Flipping a house, or reselling a property quickly after purchasing, isn’t illegal. Because so many house flippers committed mortgage fraud or used predatory lending practices, HUD, the U.S. Department of Housing and Urban Development, is trying to protect home buyers. HUD also seeks to halt appraisals at inflated prices. The agency believes that house flippers artificially inflated prices.
Effective July 9, 2006, HUD changed their lending regulations for new FHA financing. To keep wholesalers from making a quick profit, only the actual owner of a home can sell a home with FHA, Federal Housing Administration, financing. To discourage house flipping, homes sold within 90 days of purchase won’t be eligible for FHA financing, either. Additionally, houses selling for twice as much as the purchase price in the time period between 91 and 180 days after the last sale require additional valuation data in order to qualify for FHA financing.

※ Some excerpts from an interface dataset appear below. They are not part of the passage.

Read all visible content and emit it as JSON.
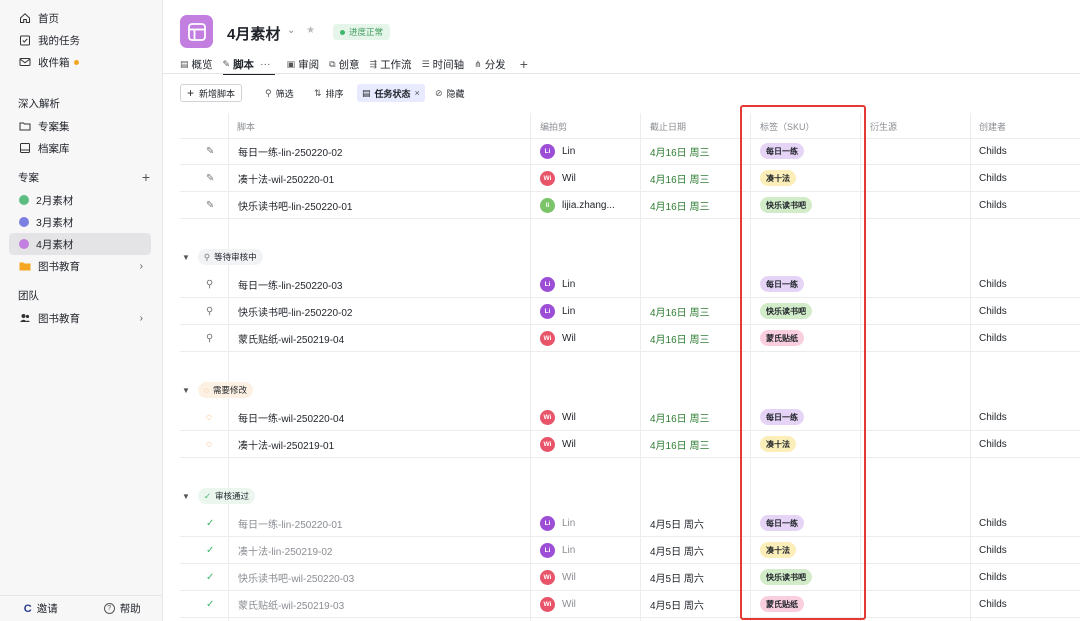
{
  "sidebar": {
    "home": "首页",
    "my_tasks": "我的任务",
    "inbox": "收件箱",
    "section_analysis": "深入解析",
    "collections": "专案集",
    "archive": "档案库",
    "section_projects": "专案",
    "projects": [
      {
        "label": "2月素材",
        "color": "#5dbb84"
      },
      {
        "label": "3月素材",
        "color": "#7b7fe0"
      },
      {
        "label": "4月素材",
        "color": "#c27fe0"
      },
      {
        "label": "图书教育",
        "color": "#f5a623"
      }
    ],
    "section_team": "团队",
    "team": "图书教育",
    "invite": "邀请",
    "help": "帮助"
  },
  "header": {
    "title": "4月素材",
    "status": "进度正常",
    "tabs": [
      {
        "label": "概览"
      },
      {
        "label": "脚本"
      },
      {
        "label": "审阅"
      },
      {
        "label": "创意"
      },
      {
        "label": "工作流"
      },
      {
        "label": "时间轴"
      },
      {
        "label": "分发"
      }
    ]
  },
  "toolbar": {
    "new_script": "新增脚本",
    "filter": "筛选",
    "sort": "排序",
    "task_status": "任务状态",
    "hide": "隐藏"
  },
  "columns": {
    "script": "脚本",
    "editor": "编拍剪",
    "due": "截止日期",
    "tags": "标签（SKU）",
    "derived": "衍生源",
    "creator": "创建者"
  },
  "groups": {
    "pending": "等待审核中",
    "revise": "需要修改",
    "approved": "审核通过"
  },
  "rows": [
    {
      "name": "每日一练-lin-250220-02",
      "av": "Li",
      "avc": "#9c4fd6",
      "editor": "Lin",
      "due": "4月16日 周三",
      "tag": "每日一练",
      "tagc": "#e6d4f7",
      "creator": "Childs"
    },
    {
      "name": "凑十法-wil-250220-01",
      "av": "Wi",
      "avc": "#e8556a",
      "editor": "Wil",
      "due": "4月16日 周三",
      "tag": "凑十法",
      "tagc": "#fbeeb8",
      "creator": "Childs"
    },
    {
      "name": "快乐读书吧-lin-250220-01",
      "av": "li",
      "avc": "#7cc46a",
      "editor": "lijia.zhang...",
      "due": "4月16日 周三",
      "tag": "快乐读书吧",
      "tagc": "#d2ecc9",
      "creator": "Childs"
    },
    {
      "name": "每日一练-lin-250220-03",
      "av": "Li",
      "avc": "#9c4fd6",
      "editor": "Lin",
      "due": "",
      "tag": "每日一练",
      "tagc": "#e6d4f7",
      "creator": "Childs"
    },
    {
      "name": "快乐读书吧-lin-250220-02",
      "av": "Li",
      "avc": "#9c4fd6",
      "editor": "Lin",
      "due": "4月16日 周三",
      "tag": "快乐读书吧",
      "tagc": "#d2ecc9",
      "creator": "Childs"
    },
    {
      "name": "蒙氏贴纸-wil-250219-04",
      "av": "Wi",
      "avc": "#e8556a",
      "editor": "Wil",
      "due": "4月16日 周三",
      "tag": "蒙氏贴纸",
      "tagc": "#f9cfe0",
      "creator": "Childs"
    },
    {
      "name": "每日一练-wil-250220-04",
      "av": "Wi",
      "avc": "#e8556a",
      "editor": "Wil",
      "due": "4月16日 周三",
      "tag": "每日一练",
      "tagc": "#e6d4f7",
      "creator": "Childs"
    },
    {
      "name": "凑十法-wil-250219-01",
      "av": "Wi",
      "avc": "#e8556a",
      "editor": "Wil",
      "due": "4月16日 周三",
      "tag": "凑十法",
      "tagc": "#fbeeb8",
      "creator": "Childs"
    },
    {
      "name": "每日一练-lin-250220-01",
      "av": "Li",
      "avc": "#9c4fd6",
      "editor": "Lin",
      "due": "4月5日 周六",
      "tag": "每日一练",
      "tagc": "#e6d4f7",
      "creator": "Childs"
    },
    {
      "name": "凑十法-lin-250219-02",
      "av": "Li",
      "avc": "#9c4fd6",
      "editor": "Lin",
      "due": "4月5日 周六",
      "tag": "凑十法",
      "tagc": "#fbeeb8",
      "creator": "Childs"
    },
    {
      "name": "快乐读书吧-wil-250220-03",
      "av": "Wi",
      "avc": "#e8556a",
      "editor": "Wil",
      "due": "4月5日 周六",
      "tag": "快乐读书吧",
      "tagc": "#d2ecc9",
      "creator": "Childs"
    },
    {
      "name": "蒙氏贴纸-wil-250219-03",
      "av": "Wi",
      "avc": "#e8556a",
      "editor": "Wil",
      "due": "4月5日 周六",
      "tag": "蒙氏贴纸",
      "tagc": "#f9cfe0",
      "creator": "Childs"
    }
  ]
}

The exemptions to this policy include HUD, Fannie Mae, Freddie Mac, lenders selling real estate owned (foreclosures), local or state housing agencies, nonprofits with HUD permission to purchase discounted real estate owned properties, inherited properties, and dwellings located in presidentially declared disaster areas.